- 1 cup(s) canned beef broth, low-sodium
- 2 Tbsp all-purpose flour
- 1 tsp dry mustard
- 1 pound(s) uncooked trimmed beef tenderloin, trimmed of all visible fat and cut into 21⁄2-inch strips
- 1/2 tsp table salt
- 1/4 tsp black pepper, freshly ground
- 2 tsp olive oil
- 1 small uncooked onion(s), thinly sliced
- 10 oz fresh mushroom(s), cremini, white, or baby portobello, halved or quartered
- 1/4 cup(s) water
- 2 Tbsp light sour cream
- 2 Tbsp fresh parsley, fresh, chopped
- 4 cup(s) cooked egg noodles, hot
With a whisk, stir the broth, flour, and mustard in a large nonstick skillet until blended and smooth. Cook over medium-high heat, stirring constantly, until the mixture comes to a boil and thickens, about 2 minutes. Pour into a small bowl and cover to keep warm. Wipe the skillet clean.
Pat the beef dry with a paper towel; sprinkle with the salt and 1⁄8 teaspoon of the pepper. Heat 1 teaspoon of the oil in the same skillet over medium-high heat. Add half of the beef and cook, turning once, until browned but still pink on the inside, about 2 minutes. With a slotted spoon, transfer the beef to a plate; keep warm. Repeat with the remaining 1 teaspoon oil and the remaining half of the beef.

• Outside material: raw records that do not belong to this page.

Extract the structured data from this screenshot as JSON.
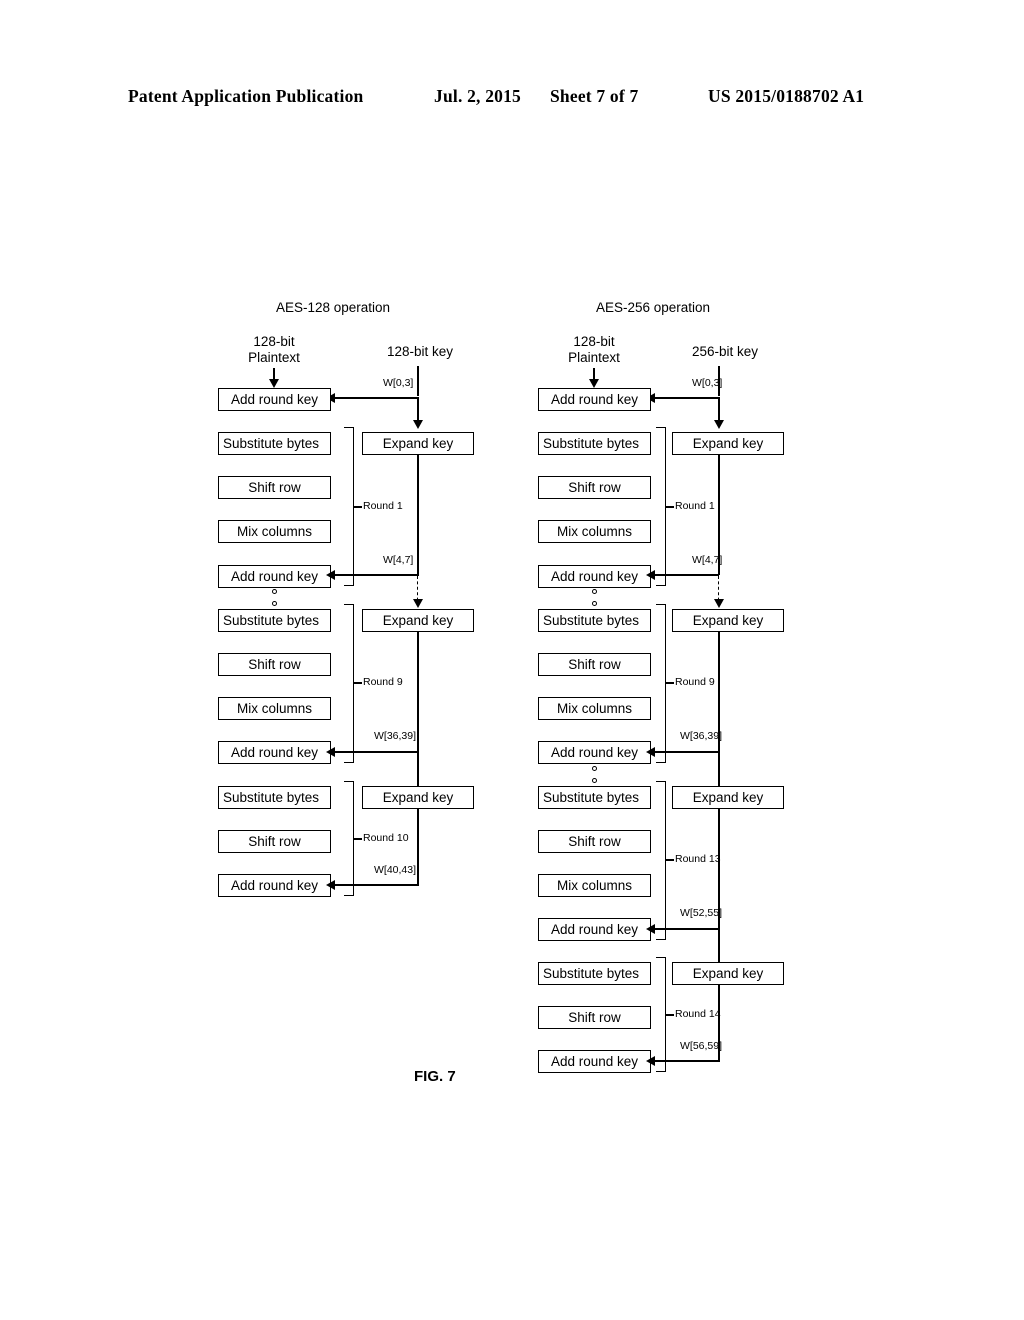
{
  "header": {
    "publication": "Patent Application Publication",
    "date": "Jul. 2, 2015",
    "sheet": "Sheet 7 of 7",
    "number": "US 2015/0188702 A1"
  },
  "figure": {
    "caption": "FIG. 7",
    "columns": [
      {
        "id": "aes128",
        "title": "AES-128 operation",
        "plaintext_label_line1": "128-bit",
        "plaintext_label_line2": "Plaintext",
        "key_label": "128-bit key",
        "initial_box": "Add round key",
        "expand_box": "Expand key",
        "rounds": [
          {
            "name": "Round 1",
            "word_in": "W[0,3]",
            "word_out": "W[4,7]",
            "steps": [
              "Substitute bytes",
              "Shift row",
              "Mix columns",
              "Add round key"
            ]
          },
          {
            "name": "Round 9",
            "word_out": "W[36,39]",
            "steps": [
              "Substitute bytes",
              "Shift row",
              "Mix columns",
              "Add round key"
            ]
          },
          {
            "name": "Round 10",
            "word_out": "W[40,43]",
            "steps": [
              "Substitute bytes",
              "Shift row",
              "Add round key"
            ]
          }
        ]
      },
      {
        "id": "aes256",
        "title": "AES-256 operation",
        "plaintext_label_line1": "128-bit",
        "plaintext_label_line2": "Plaintext",
        "key_label": "256-bit key",
        "initial_box": "Add round key",
        "expand_box": "Expand key",
        "rounds": [
          {
            "name": "Round 1",
            "word_in": "W[0,3]",
            "word_out": "W[4,7]",
            "steps": [
              "Substitute bytes",
              "Shift row",
              "Mix columns",
              "Add round key"
            ]
          },
          {
            "name": "Round 9",
            "word_out": "W[36,39]",
            "steps": [
              "Substitute bytes",
              "Shift row",
              "Mix columns",
              "Add round key"
            ]
          },
          {
            "name": "Round 13",
            "word_out": "W[52,55]",
            "steps": [
              "Substitute bytes",
              "Shift row",
              "Mix columns",
              "Add round key"
            ]
          },
          {
            "name": "Round 14",
            "word_out": "W[56,59]",
            "steps": [
              "Substitute bytes",
              "Shift row",
              "Add round key"
            ]
          }
        ]
      }
    ]
  }
}
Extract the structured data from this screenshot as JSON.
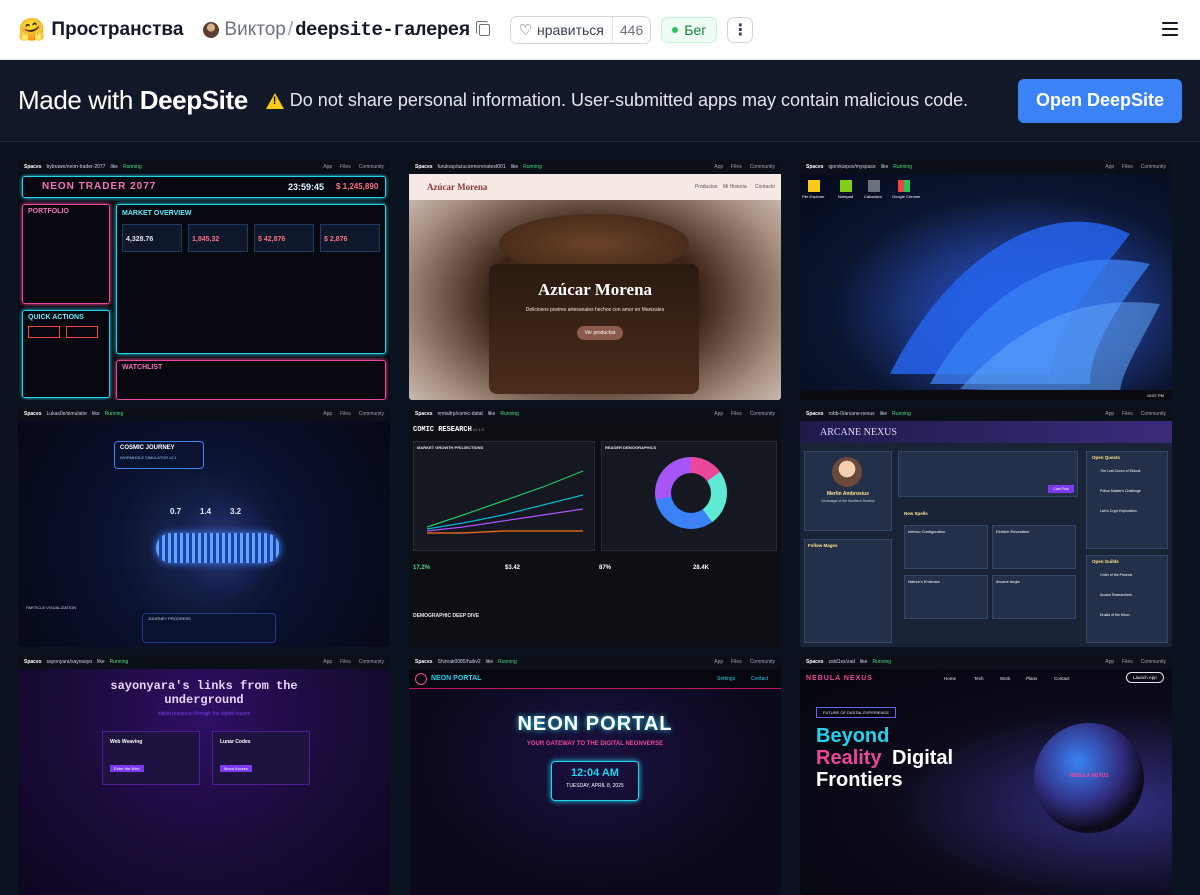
{
  "header": {
    "logo": "🤗",
    "spaces_label": "Пространства",
    "owner": "Виктор",
    "separator": "/",
    "repo": "deepsite-галерея",
    "like_label": "нравиться",
    "like_count": "446",
    "status": "Бег"
  },
  "banner": {
    "made_prefix": "Made with ",
    "made_brand": "DeepSite",
    "warning": "Do not share personal information. User-submitted apps may contain malicious code.",
    "open_button": "Open DeepSite"
  },
  "tiles": [
    {
      "path": "bybrawe/neon-trader-2077",
      "title": "NEON TRADER 2077",
      "sub": "MARKET OVERVIEW",
      "a": "PORTFOLIO",
      "b": "QUICK ACTIONS",
      "c": "WATCHLIST",
      "v1": "23:59:45",
      "v2": "$ 1,245,890",
      "s1": "4,328.76",
      "s2": "1,845.32",
      "s3": "$ 42,876",
      "s4": "$ 2,876"
    },
    {
      "path": "furukrap/azucarmorenatest001",
      "title": "Azúcar Morena",
      "sub": "Deliciosos postres artesanales hechos con amor en Manizales",
      "btn": "Ver productos",
      "nav1": "Productos",
      "nav2": "Mi Historia",
      "nav3": "Contacto"
    },
    {
      "path": "igorvkarpov/myspace",
      "i1": "File Explorer",
      "i2": "Notepad",
      "i3": "Calculator",
      "i4": "Google Chrome",
      "clock": "10:57 PM"
    },
    {
      "path": "Lukas0e/simulator",
      "title": "COSMIC JOURNEY",
      "sub": "WORMHOLE SIMULATOR v2.1",
      "v1": "0.7",
      "v2": "1.4",
      "v3": "3.2",
      "foot": "JOURNEY PROGRESS",
      "side": "PARTICLE VISUALIZATION"
    },
    {
      "path": "nmtaltrp/comic-datat",
      "title": "COMIC RESEARCH",
      "ver": "v1.1.0",
      "c1": "MARKET GROWTH PROJECTIONS",
      "c2": "READER DEMOGRAPHICS",
      "k1": "17.2%",
      "k2": "$3.42",
      "k3": "87%",
      "k4": "28.4K",
      "sec": "DEMOGRAPHIC DEEP DIVE"
    },
    {
      "path": "robb-0/arcane-nexus",
      "title": "ARCANE NEXUS",
      "name": "Merlin Ambrosius",
      "role": "Archmage of the Northern Realms",
      "q": "Open Quests",
      "f": "Follow Mages",
      "sp": "New Spells",
      "g": "Open Guilds",
      "post": "Cast Post",
      "s1": "Inferno Configuration",
      "s2": "Eldritch Revelation",
      "s3": "Nature's Embrace",
      "s4": "Arcane Aegis",
      "q1": "The Lost Crown of Eldoria",
      "q2": "Potion Master's Challenge",
      "q3": "Lich's Crypt Exploration",
      "g1": "Order of the Phoenix",
      "g2": "Arcane Researchers",
      "g3": "Druids of the Moon"
    },
    {
      "path": "sayonyara/sayosayo",
      "title": "sayonyara's links from the underground",
      "sub": "digital presence through the digital realms",
      "c1": "Web Weaving",
      "c2": "Lunar Codes",
      "b1": "Enter the Web",
      "b2": "Moon Access"
    },
    {
      "path": "Shireak0085/hubv2",
      "title": "NEON PORTAL",
      "sub": "YOUR GATEWAY TO THE DIGITAL NEONVERSE",
      "time": "12:04 AM",
      "date": "TUESDAY, APRIL 8, 2025",
      "m1": "Settings",
      "m2": "Contact"
    },
    {
      "path": "zaid1sx/zad",
      "title": "NEBULA NEXUS",
      "tag": "FUTURE OF DIGITAL EXPERIENCE",
      "h1": "Beyond",
      "h2": "Reality",
      "h3": "Digital",
      "h4": "Frontiers",
      "btn": "Launch App",
      "n1": "Home",
      "n2": "Tech",
      "n3": "Work",
      "n4": "Plans",
      "n5": "Contact",
      "orb": "NEBULA NEXUS"
    }
  ],
  "mini_bar": {
    "spaces": "Spaces",
    "like": "like",
    "running": "Running",
    "app": "App",
    "files": "Files",
    "community": "Community"
  }
}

Add the onion to the skillet. Cook, stirring, until translucent, 3–5 minutes. Add the mushrooms, water, and the remaining 1⁄8 teaspoon pepper. Cook, stirring, until the mushrooms are tender, 3–4 minutes. Add any accumulated meat juices to the sauce mixture in the small bowl. Return the beef to the skillet with the onions and mushrooms. Cook, stirring occasionally, until just heated through, about 1 minute. Transfer the meat mixture to a platter; keep warm.
Rewhisk the sauce mixture and pour into the skillet. Cook over medium-low heat, stirring occasionally, until the sauce is heated through, about 2 minutes. Remove the skillet from the heat and stir in the sour cream. Pour the sauce over the meat, then sprinkle with the parsley. Serve with the egg noodles. Yields 2⁄3 cup stew and 2⁄3 cup noodles per serving.
- As the story goes, old Count Grigory Alexandrovich Stroganov lost his teeth and was no longer able to chew. So his personal chef sliced beef paper-thin and served it coated with a delicate brown sauce in hopes of pleasing his employer. The dish was a great success—and the rest is history. Easy to prepare and easy to serve, beef stroganoff is an ideal company dish. Make it more elegant by using the most exotic fresh mushrooms you can find. Depending on the season, look for porcinis, morels, lobster mushrooms, chanterelles, or hedgehog mushrooms.